He missed 7 questions on the multiple choice part of the exam, and we went over those questions this morning.

Our discussion of the 7 multiple choice problems he missed is below . . . and, dang, the actual questions are a little out of focus in the videos. I’ll upload pics before each question to clear up that little technical glitch:

Question #4:

Here’s our talk through this problem – I think the error here was simply being a little careless during the exam:

Question #14:

Again, I think the error was a little careless during the exam.

Question #20

This question is asking about integration using the technique of partial fractions, so a topic we have not yet covered. I showed him the basic idea of partial fractions and also how he could have estimated the value of this definite integral.

Question #24

I like this question. It touches on integration by parts and also the fundamental theorem of calculus. Even though he left it blank on the exam, he was able to find the solution here:

Question #85

This question is a “related rates” question. It still gave him a little trouble today.

Question #90

I like this question – it hits on several important properties of convergent / non-convergent series. Although he got this problem wrong on the exam, he does a nice job talking through the ideas in the problem here:

Question #92

This question might be my personal favorite on the exam. The underlying concepts are basically even / odd functions and the definition of the derivative.

My son is able to recognize why two of the properties listed in the question do not have to be true, but recognizing why the 2nd property has to be true was still a little out of reach for him. Definitely a fun problem to talk through, though (and listening to my explanation for the solution as I publish this blog post . . . I definitely wish my explanation was a little less careless):

This week learned about the book Experiencing Geometry by David Henderson and Diana Taimina. Unfortunately I learned about the book through people sharing news about David Henderson’s death. But despite the terrible circumstances, the book was captivating.

When I learned that Cornell professor David Henderson had died I bought a copy of the geometry book he wrote with @DainaTaimina . The book came today and I’ve spent the last few hours enjoying it. What an absolute treasure – can’t wait to use some of these ideas with kids. pic.twitter.com/aZXRY9K8QC

This morning I picked an idea from the book to share with the boys. The idea is from chapter 16 and is about drawing a circle through three points in a plane chosen at random.

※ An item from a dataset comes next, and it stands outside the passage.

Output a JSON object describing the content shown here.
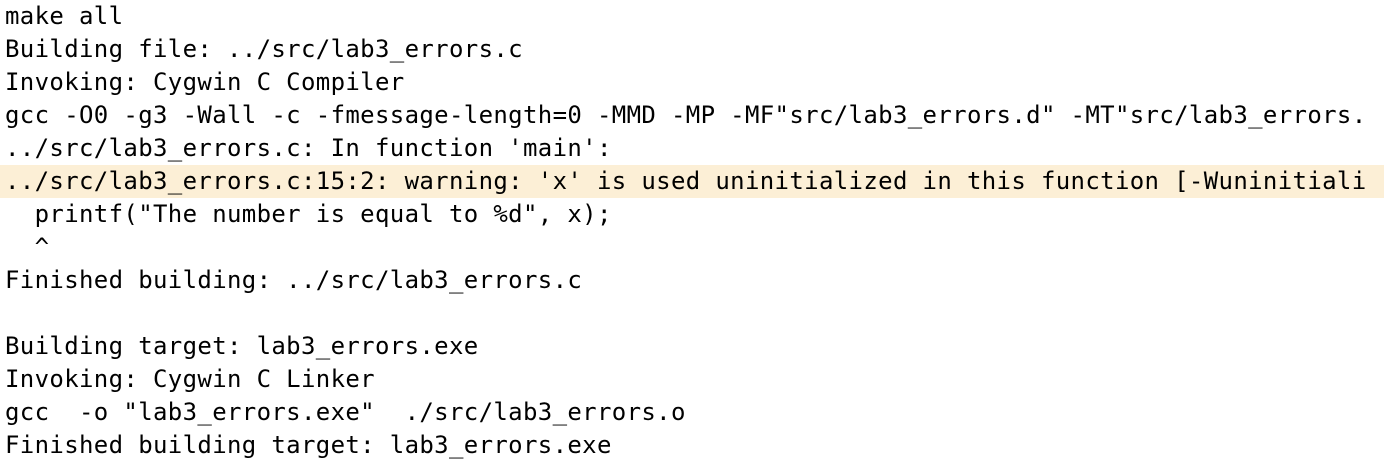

Here’s the introduction to the problem. My younger son struggled a bit in the beginning to remember the ideas, but they did come to him eventually. That little struggle made me happy that we were looking at these geometric ideas today:

After we’d talked through some of the introductory ideas, I had the boys talk about their thoughts on the geometry in a bit more detail. I was especially happy that my younger son was able to sketch a proof that the perpendicular bisector was equidistant from the two endpoints of a line segment:

I had the boys work through the constructions off camera and then explain what they did. My older son approached the problem through folding:

My younger son worked for about 15 min on his construction – he works in a way that is so much more detailed than me! Here’s his work and his explanation which includes a nice discussion of why the center of the circle is outside of the triangle he drew: